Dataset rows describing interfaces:
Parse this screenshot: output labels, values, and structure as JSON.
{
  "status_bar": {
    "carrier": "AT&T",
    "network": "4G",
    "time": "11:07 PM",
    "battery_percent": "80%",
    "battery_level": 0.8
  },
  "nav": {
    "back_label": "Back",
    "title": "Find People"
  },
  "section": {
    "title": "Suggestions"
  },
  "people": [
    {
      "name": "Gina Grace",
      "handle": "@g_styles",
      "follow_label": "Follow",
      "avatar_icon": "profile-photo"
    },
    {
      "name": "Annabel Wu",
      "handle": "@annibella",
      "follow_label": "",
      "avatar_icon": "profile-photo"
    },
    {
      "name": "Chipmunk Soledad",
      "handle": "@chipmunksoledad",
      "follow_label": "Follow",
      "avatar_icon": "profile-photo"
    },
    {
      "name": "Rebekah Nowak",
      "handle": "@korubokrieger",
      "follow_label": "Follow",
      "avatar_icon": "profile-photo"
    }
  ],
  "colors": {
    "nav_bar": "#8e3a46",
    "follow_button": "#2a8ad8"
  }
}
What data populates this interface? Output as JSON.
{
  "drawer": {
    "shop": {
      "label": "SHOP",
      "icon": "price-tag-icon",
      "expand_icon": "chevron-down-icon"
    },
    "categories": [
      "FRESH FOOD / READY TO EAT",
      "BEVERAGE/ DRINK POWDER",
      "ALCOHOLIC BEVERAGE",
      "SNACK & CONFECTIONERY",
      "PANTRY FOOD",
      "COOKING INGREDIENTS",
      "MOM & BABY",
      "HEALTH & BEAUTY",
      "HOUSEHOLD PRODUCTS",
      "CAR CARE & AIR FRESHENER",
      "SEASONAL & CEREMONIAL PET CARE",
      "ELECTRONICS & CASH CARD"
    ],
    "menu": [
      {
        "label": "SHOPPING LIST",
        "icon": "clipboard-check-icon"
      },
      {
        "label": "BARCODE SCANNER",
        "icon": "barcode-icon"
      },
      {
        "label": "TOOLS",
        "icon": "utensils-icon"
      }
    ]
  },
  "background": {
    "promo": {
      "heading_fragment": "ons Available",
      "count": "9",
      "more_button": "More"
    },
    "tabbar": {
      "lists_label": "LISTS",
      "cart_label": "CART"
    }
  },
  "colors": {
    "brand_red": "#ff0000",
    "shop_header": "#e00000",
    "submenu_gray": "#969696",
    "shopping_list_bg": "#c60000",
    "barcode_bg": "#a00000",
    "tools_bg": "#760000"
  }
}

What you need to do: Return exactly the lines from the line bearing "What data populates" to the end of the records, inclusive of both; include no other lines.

Answer below:
What data populates this interface? Output as JSON.
{
  "drawer": {
    "shop": {
      "label": "SHOP",
      "icon": "price-tag-icon",
      "expand_icon": "chevron-down-icon"
    },
    "categories": [
      "FRESH FOOD / READY TO EAT",
      "BEVERAGE/ DRINK POWDER",
      "ALCOHOLIC BEVERAGE",
      "SNACK & CONFECTIONERY",
      "PANTRY FOOD",
      "COOKING INGREDIENTS",
      "MOM & BABY",
      "HEALTH & BEAUTY",
      "HOUSEHOLD PRODUCTS",
      "CAR CARE & AIR FRESHENER",
      "SEASONAL & CEREMONIAL PET CARE",
      "ELECTRONICS & CASH CARD"
    ],
    "menu": [
      {
        "label": "SHOPPING LIST",
        "icon": "clipboard-check-icon"
      },
      {
        "label": "BARCODE SCANNER",
        "icon": "barcode-icon"
      },
      {
        "label": "TOOLS",
        "icon": "utensils-icon"
      }
    ]
  },
  "background": {
    "promo": {
      "heading_fragment": "ons Available",
      "count": "9",
      "more_button": "More"
    },
    "tabbar": {
      "lists_label": "LISTS",
      "cart_label": "CART"
    }
  },
  "colors": {
    "brand_red": "#ff0000",
    "shop_header": "#e00000",
    "submenu_gray": "#969696",
    "shopping_list_bg": "#c60000",
    "barcode_bg": "#a00000",
    "tools_bg": "#760000"
  }
}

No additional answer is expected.